EXERCISE BRIEF
The response must reproduce every record below without alteration.

Excerpts from a dataset
-- Opening Marker --

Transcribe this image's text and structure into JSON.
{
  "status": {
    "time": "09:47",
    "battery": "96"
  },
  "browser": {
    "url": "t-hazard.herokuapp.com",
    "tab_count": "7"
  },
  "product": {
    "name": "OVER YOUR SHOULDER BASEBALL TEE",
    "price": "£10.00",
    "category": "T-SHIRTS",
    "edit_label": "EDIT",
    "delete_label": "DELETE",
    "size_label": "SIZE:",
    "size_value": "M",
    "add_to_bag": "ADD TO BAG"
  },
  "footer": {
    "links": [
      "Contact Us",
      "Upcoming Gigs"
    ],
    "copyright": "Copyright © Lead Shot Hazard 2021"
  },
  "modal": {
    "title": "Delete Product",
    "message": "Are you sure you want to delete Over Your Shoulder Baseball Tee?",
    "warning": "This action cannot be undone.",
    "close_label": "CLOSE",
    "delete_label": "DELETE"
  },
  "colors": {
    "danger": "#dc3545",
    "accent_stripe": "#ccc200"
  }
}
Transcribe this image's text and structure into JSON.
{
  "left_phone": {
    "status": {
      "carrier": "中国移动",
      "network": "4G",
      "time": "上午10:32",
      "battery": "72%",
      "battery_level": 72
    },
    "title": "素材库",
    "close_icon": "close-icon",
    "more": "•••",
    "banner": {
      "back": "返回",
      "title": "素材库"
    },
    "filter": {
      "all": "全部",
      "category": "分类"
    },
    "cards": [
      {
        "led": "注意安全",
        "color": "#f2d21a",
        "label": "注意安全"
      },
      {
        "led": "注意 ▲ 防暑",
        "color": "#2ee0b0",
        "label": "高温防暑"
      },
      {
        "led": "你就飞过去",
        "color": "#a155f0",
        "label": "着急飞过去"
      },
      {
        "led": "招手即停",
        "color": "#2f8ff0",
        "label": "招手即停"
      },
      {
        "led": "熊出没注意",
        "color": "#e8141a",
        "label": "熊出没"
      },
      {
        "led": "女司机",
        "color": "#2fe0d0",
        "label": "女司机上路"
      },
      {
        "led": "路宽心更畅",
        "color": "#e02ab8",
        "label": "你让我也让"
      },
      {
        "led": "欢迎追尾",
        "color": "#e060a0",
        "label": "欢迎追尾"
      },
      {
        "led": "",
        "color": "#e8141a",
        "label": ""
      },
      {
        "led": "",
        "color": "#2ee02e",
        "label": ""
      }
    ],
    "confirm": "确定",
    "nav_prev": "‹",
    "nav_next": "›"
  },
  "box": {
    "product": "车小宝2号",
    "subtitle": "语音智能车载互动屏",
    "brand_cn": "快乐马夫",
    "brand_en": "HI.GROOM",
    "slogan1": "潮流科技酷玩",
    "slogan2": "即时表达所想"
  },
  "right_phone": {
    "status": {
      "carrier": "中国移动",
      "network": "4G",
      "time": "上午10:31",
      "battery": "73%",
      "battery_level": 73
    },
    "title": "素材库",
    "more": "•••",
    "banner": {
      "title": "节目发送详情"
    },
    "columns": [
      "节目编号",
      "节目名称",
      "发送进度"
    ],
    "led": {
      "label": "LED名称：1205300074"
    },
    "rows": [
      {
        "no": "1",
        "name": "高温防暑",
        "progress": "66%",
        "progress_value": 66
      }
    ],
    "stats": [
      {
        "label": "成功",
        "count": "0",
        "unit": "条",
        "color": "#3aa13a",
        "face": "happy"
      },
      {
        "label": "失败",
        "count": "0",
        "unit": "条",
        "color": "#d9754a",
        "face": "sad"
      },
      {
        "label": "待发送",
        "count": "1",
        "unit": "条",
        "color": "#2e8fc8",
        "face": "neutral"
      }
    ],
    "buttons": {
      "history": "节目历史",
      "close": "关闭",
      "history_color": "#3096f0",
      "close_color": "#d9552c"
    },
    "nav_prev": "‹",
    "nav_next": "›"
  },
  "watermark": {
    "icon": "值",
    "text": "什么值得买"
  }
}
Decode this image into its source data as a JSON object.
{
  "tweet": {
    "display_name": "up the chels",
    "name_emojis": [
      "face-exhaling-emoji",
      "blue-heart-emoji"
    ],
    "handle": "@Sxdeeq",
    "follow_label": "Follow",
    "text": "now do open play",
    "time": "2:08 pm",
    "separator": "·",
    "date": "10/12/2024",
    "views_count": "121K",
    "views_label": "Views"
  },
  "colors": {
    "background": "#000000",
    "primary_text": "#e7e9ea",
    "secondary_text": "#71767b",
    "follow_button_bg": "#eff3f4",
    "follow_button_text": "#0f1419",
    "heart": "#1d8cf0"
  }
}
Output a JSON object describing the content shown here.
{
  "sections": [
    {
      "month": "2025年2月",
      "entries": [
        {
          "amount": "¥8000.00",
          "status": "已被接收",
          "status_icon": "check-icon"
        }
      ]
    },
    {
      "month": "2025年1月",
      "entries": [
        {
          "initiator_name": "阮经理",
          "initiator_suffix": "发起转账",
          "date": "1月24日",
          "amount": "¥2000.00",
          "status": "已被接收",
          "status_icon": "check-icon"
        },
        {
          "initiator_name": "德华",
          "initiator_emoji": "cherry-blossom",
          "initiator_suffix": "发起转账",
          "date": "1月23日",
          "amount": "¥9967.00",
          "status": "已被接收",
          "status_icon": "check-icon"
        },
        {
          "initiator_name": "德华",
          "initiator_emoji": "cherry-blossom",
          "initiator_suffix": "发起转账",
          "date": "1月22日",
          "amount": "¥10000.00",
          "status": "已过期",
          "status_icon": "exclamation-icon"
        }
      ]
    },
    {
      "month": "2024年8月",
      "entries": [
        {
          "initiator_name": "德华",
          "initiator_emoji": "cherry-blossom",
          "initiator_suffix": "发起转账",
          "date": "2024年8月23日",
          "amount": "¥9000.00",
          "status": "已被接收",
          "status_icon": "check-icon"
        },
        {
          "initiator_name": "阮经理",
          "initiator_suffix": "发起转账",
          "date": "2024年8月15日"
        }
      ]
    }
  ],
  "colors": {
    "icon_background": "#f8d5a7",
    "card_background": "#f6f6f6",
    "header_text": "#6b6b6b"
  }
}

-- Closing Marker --

WRITTEN ANSWER
Transcribe this image's text and structure into JSON.
{
  "status": {
    "time": "09:47",
    "battery": "96"
  },
  "browser": {
    "url": "t-hazard.herokuapp.com",
    "tab_count": "7"
  },
  "product": {
    "name": "OVER YOUR SHOULDER BASEBALL TEE",
    "price": "£10.00",
    "category": "T-SHIRTS",
    "edit_label": "EDIT",
    "delete_label": "DELETE",
    "size_label": "SIZE:",
    "size_value": "M",
    "add_to_bag": "ADD TO BAG"
  },
  "footer": {
    "links": [
      "Contact Us",
      "Upcoming Gigs"
    ],
    "copyright": "Copyright © Lead Shot Hazard 2021"
  },
  "modal": {
    "title": "Delete Product",
    "message": "Are you sure you want to delete Over Your Shoulder Baseball Tee?",
    "warning": "This action cannot be undone.",
    "close_label": "CLOSE",
    "delete_label": "DELETE"
  },
  "colors": {
    "danger": "#dc3545",
    "accent_stripe": "#ccc200"
  }
}
Transcribe this image's text and structure into JSON.
{
  "left_phone": {
    "status": {
      "carrier": "中国移动",
      "network": "4G",
      "time": "上午10:32",
      "battery": "72%",
      "battery_level": 72
    },
    "title": "素材库",
    "close_icon": "close-icon",
    "more": "•••",
    "banner": {
      "back": "返回",
      "title": "素材库"
    },
    "filter": {
      "all": "全部",
      "category": "分类"
    },
    "cards": [
      {
        "led": "注意安全",
        "color": "#f2d21a",
        "label": "注意安全"
      },
      {
        "led": "注意 ▲ 防暑",
        "color": "#2ee0b0",
        "label": "高温防暑"
      },
      {
        "led": "你就飞过去",
        "color": "#a155f0",
        "label": "着急飞过去"
      },
      {
        "led": "招手即停",
        "color": "#2f8ff0",
        "label": "招手即停"
      },
      {
        "led": "熊出没注意",
        "color": "#e8141a",
        "label": "熊出没"
      },
      {
        "led": "女司机",
        "color": "#2fe0d0",
        "label": "女司机上路"
      },
      {
        "led": "路宽心更畅",
        "color": "#e02ab8",
        "label": "你让我也让"
      },
      {
        "led": "欢迎追尾",
        "color": "#e060a0",
        "label": "欢迎追尾"
      },
      {
        "led": "",
        "color": "#e8141a",
        "label": ""
      },
      {
        "led": "",
        "color": "#2ee02e",
        "label": ""
      }
    ],
    "confirm": "确定",
    "nav_prev": "‹",
    "nav_next": "›"
  },
  "box": {
    "product": "车小宝2号",
    "subtitle": "语音智能车载互动屏",
    "brand_cn": "快乐马夫",
    "brand_en": "HI.GROOM",
    "slogan1": "潮流科技酷玩",
    "slogan2": "即时表达所想"
  },
  "right_phone": {
    "status": {
      "carrier": "中国移动",
      "network": "4G",
      "time": "上午10:31",
      "battery": "73%",
      "battery_level": 73
    },
    "title": "素材库",
    "more": "•••",
    "banner": {
      "title": "节目发送详情"
    },
    "columns": [
      "节目编号",
      "节目名称",
      "发送进度"
    ],
    "led": {
      "label": "LED名称：1205300074"
    },
    "rows": [
      {
        "no": "1",
        "name": "高温防暑",
        "progress": "66%",
        "progress_value": 66
      }
    ],
    "stats": [
      {
        "label": "成功",
        "count": "0",
        "unit": "条",
        "color": "#3aa13a",
        "face": "happy"
      },
      {
        "label": "失败",
        "count": "0",
        "unit": "条",
        "color": "#d9754a",
        "face": "sad"
      },
      {
        "label": "待发送",
        "count": "1",
        "unit": "条",
        "color": "#2e8fc8",
        "face": "neutral"
      }
    ],
    "buttons": {
      "history": "节目历史",
      "close": "关闭",
      "history_color": "#3096f0",
      "close_color": "#d9552c"
    },
    "nav_prev": "‹",
    "nav_next": "›"
  },
  "watermark": {
    "icon": "值",
    "text": "什么值得买"
  }
}
Decode this image into its source data as a JSON object.
{
  "tweet": {
    "display_name": "up the chels",
    "name_emojis": [
      "face-exhaling-emoji",
      "blue-heart-emoji"
    ],
    "handle": "@Sxdeeq",
    "follow_label": "Follow",
    "text": "now do open play",
    "time": "2:08 pm",
    "separator": "·",
    "date": "10/12/2024",
    "views_count": "121K",
    "views_label": "Views"
  },
  "colors": {
    "background": "#000000",
    "primary_text": "#e7e9ea",
    "secondary_text": "#71767b",
    "follow_button_bg": "#eff3f4",
    "follow_button_text": "#0f1419",
    "heart": "#1d8cf0"
  }
}
Output a JSON object describing the content shown here.
{
  "sections": [
    {
      "month": "2025年2月",
      "entries": [
        {
          "amount": "¥8000.00",
          "status": "已被接收",
          "status_icon": "check-icon"
        }
      ]
    },
    {
      "month": "2025年1月",
      "entries": [
        {
          "initiator_name": "阮经理",
          "initiator_suffix": "发起转账",
          "date": "1月24日",
          "amount": "¥2000.00",
          "status": "已被接收",
          "status_icon": "check-icon"
        },
        {
          "initiator_name": "德华",
          "initiator_emoji": "cherry-blossom",
          "initiator_suffix": "发起转账",
          "date": "1月23日",
          "amount": "¥9967.00",
          "status": "已被接收",
          "status_icon": "check-icon"
        },
        {
          "initiator_name": "德华",
          "initiator_emoji": "cherry-blossom",
          "initiator_suffix": "发起转账",
          "date": "1月22日",
          "amount": "¥10000.00",
          "status": "已过期",
          "status_icon": "exclamation-icon"
        }
      ]
    },
    {
      "month": "2024年8月",
      "entries": [
        {
          "initiator_name": "德华",
          "initiator_emoji": "cherry-blossom",
          "initiator_suffix": "发起转账",
          "date": "2024年8月23日",
          "amount": "¥9000.00",
          "status": "已被接收",
          "status_icon": "check-icon"
        },
        {
          "initiator_name": "阮经理",
          "initiator_suffix": "发起转账",
          "date": "2024年8月15日"
        }
      ]
    }
  ],
  "colors": {
    "icon_background": "#f8d5a7",
    "card_background": "#f6f6f6",
    "header_text": "#6b6b6b"
  }
}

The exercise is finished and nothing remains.